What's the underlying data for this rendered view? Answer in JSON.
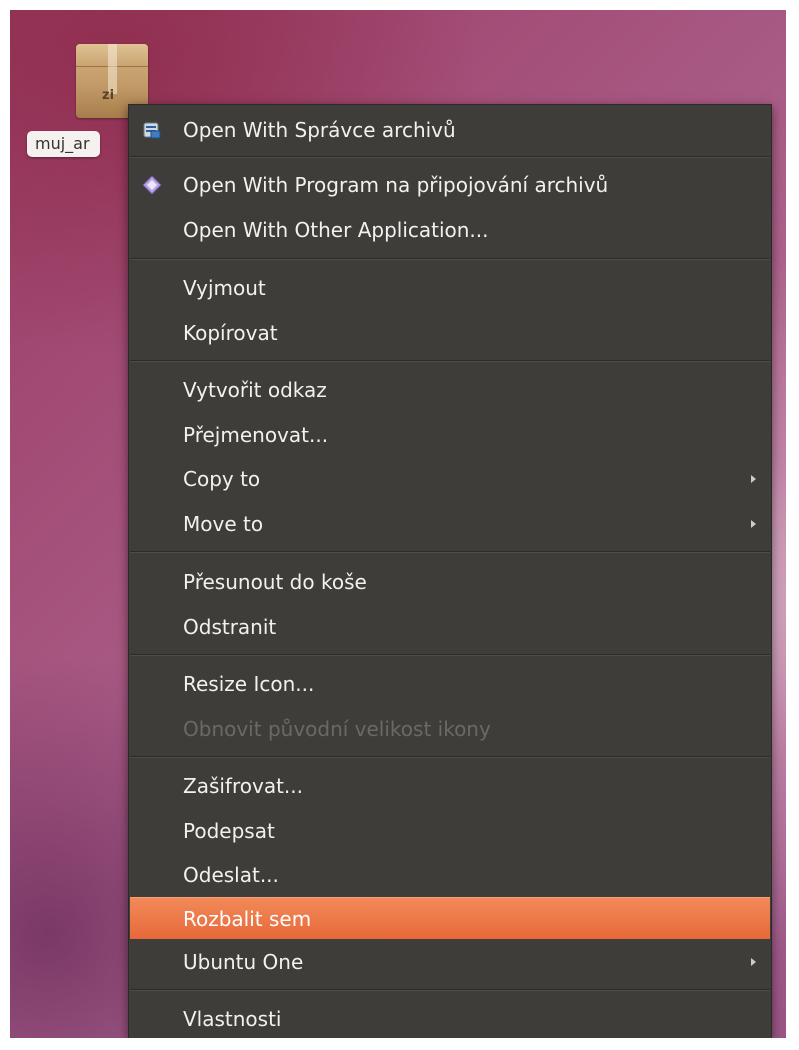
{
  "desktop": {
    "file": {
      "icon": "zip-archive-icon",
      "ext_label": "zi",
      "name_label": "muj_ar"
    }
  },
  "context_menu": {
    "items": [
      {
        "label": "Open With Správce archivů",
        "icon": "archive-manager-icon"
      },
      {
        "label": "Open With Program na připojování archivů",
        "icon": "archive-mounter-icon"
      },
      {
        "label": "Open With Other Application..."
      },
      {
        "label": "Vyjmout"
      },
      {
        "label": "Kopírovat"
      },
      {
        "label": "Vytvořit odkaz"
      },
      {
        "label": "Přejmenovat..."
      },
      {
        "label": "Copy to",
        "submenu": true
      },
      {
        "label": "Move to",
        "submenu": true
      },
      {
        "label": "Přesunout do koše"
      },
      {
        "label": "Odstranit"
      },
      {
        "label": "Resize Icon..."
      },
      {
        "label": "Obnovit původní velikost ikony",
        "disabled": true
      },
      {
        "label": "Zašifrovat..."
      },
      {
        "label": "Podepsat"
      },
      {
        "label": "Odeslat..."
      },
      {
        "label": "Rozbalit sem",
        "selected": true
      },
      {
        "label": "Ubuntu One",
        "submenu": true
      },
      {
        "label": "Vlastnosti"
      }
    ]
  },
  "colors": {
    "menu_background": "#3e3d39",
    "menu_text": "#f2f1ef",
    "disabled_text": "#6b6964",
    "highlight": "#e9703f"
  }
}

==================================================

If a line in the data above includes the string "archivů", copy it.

Your response =
        "label": "Open With Správce archivů",
        "label": "Open With Program na připojování archivů",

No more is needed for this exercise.